● **About this task**:
What is needed here is a faithful repeat of every entry, with no character changed.

● **Given entries**:

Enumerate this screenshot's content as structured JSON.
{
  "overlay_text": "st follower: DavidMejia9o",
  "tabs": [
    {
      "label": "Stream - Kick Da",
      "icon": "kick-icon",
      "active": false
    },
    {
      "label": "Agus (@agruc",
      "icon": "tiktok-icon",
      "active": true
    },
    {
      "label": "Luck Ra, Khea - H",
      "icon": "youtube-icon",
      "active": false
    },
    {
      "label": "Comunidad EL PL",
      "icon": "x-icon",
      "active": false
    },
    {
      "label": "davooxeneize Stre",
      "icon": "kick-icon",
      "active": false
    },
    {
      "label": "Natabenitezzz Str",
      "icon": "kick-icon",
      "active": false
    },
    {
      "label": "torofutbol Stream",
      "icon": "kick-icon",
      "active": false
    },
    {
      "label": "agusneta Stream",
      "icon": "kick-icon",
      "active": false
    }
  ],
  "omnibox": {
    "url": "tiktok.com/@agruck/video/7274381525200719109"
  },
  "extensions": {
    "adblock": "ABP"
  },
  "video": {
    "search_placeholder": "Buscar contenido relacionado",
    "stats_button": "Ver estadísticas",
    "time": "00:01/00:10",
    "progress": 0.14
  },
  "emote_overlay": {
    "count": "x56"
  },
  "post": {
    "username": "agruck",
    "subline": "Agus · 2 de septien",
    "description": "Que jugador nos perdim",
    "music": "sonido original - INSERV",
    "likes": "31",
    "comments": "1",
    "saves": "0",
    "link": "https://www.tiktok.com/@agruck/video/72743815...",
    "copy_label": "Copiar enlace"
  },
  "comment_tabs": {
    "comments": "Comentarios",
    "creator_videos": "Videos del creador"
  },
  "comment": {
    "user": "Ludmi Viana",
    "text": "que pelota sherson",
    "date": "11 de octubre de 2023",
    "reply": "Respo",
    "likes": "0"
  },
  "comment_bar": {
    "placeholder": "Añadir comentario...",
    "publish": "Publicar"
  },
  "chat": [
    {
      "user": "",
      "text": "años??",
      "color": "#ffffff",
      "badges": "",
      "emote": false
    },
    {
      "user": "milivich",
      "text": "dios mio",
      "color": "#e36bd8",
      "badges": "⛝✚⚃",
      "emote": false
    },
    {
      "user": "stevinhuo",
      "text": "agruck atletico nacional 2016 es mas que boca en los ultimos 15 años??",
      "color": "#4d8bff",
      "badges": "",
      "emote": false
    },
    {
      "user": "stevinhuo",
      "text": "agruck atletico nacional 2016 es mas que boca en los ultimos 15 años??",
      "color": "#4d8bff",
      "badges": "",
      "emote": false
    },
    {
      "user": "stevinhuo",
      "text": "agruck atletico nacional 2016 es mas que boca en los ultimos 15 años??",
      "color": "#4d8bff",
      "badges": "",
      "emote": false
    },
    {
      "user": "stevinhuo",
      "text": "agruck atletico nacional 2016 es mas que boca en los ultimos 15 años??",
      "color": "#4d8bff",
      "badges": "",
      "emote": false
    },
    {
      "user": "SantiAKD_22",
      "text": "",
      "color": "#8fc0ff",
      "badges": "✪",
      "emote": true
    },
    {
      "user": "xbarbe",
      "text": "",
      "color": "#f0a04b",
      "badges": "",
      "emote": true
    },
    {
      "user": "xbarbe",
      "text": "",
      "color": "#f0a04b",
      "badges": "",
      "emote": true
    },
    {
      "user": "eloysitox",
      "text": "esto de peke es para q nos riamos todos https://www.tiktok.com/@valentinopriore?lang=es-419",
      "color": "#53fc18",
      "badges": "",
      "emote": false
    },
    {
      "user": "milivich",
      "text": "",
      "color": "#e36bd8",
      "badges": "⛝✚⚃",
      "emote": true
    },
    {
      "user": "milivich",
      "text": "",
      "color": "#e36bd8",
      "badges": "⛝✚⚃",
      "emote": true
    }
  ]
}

● **Response**:
Enumerate this screenshot's content as structured JSON.
{
  "overlay_text": "st follower: DavidMejia9o",
  "tabs": [
    {
      "label": "Stream - Kick Da",
      "icon": "kick-icon",
      "active": false
    },
    {
      "label": "Agus (@agruc",
      "icon": "tiktok-icon",
      "active": true
    },
    {
      "label": "Luck Ra, Khea - H",
      "icon": "youtube-icon",
      "active": false
    },
    {
      "label": "Comunidad EL PL",
      "icon": "x-icon",
      "active": false
    },
    {
      "label": "davooxeneize Stre",
      "icon": "kick-icon",
      "active": false
    },
    {
      "label": "Natabenitezzz Str",
      "icon": "kick-icon",
      "active": false
    },
    {
      "label": "torofutbol Stream",
      "icon": "kick-icon",
      "active": false
    },
    {
      "label": "agusneta Stream",
      "icon": "kick-icon",
      "active": false
    }
  ],
  "omnibox": {
    "url": "tiktok.com/@agruck/video/7274381525200719109"
  },
  "extensions": {
    "adblock": "ABP"
  },
  "video": {
    "search_placeholder": "Buscar contenido relacionado",
    "stats_button": "Ver estadísticas",
    "time": "00:01/00:10",
    "progress": 0.14
  },
  "emote_overlay": {
    "count": "x56"
  },
  "post": {
    "username": "agruck",
    "subline": "Agus · 2 de septien",
    "description": "Que jugador nos perdim",
    "music": "sonido original - INSERV",
    "likes": "31",
    "comments": "1",
    "saves": "0",
    "link": "https://www.tiktok.com/@agruck/video/72743815...",
    "copy_label": "Copiar enlace"
  },
  "comment_tabs": {
    "comments": "Comentarios",
    "creator_videos": "Videos del creador"
  },
  "comment": {
    "user": "Ludmi Viana",
    "text": "que pelota sherson",
    "date": "11 de octubre de 2023",
    "reply": "Respo",
    "likes": "0"
  },
  "comment_bar": {
    "placeholder": "Añadir comentario...",
    "publish": "Publicar"
  },
  "chat": [
    {
      "user": "",
      "text": "años??",
      "color": "#ffffff",
      "badges": "",
      "emote": false
    },
    {
      "user": "milivich",
      "text": "dios mio",
      "color": "#e36bd8",
      "badges": "⛝✚⚃",
      "emote": false
    },
    {
      "user": "stevinhuo",
      "text": "agruck atletico nacional 2016 es mas que boca en los ultimos 15 años??",
      "color": "#4d8bff",
      "badges": "",
      "emote": false
    },
    {
      "user": "stevinhuo",
      "text": "agruck atletico nacional 2016 es mas que boca en los ultimos 15 años??",
      "color": "#4d8bff",
      "badges": "",
      "emote": false
    },
    {
      "user": "stevinhuo",
      "text": "agruck atletico nacional 2016 es mas que boca en los ultimos 15 años??",
      "color": "#4d8bff",
      "badges": "",
      "emote": false
    },
    {
      "user": "stevinhuo",
      "text": "agruck atletico nacional 2016 es mas que boca en los ultimos 15 años??",
      "color": "#4d8bff",
      "badges": "",
      "emote": false
    },
    {
      "user": "SantiAKD_22",
      "text": "",
      "color": "#8fc0ff",
      "badges": "✪",
      "emote": true
    },
    {
      "user": "xbarbe",
      "text": "",
      "color": "#f0a04b",
      "badges": "",
      "emote": true
    },
    {
      "user": "xbarbe",
      "text": "",
      "color": "#f0a04b",
      "badges": "",
      "emote": true
    },
    {
      "user": "eloysitox",
      "text": "esto de peke es para q nos riamos todos https://www.tiktok.com/@valentinopriore?lang=es-419",
      "color": "#53fc18",
      "badges": "",
      "emote": false
    },
    {
      "user": "milivich",
      "text": "",
      "color": "#e36bd8",
      "badges": "⛝✚⚃",
      "emote": true
    },
    {
      "user": "milivich",
      "text": "",
      "color": "#e36bd8",
      "badges": "⛝✚⚃",
      "emote": true
    }
  ]
}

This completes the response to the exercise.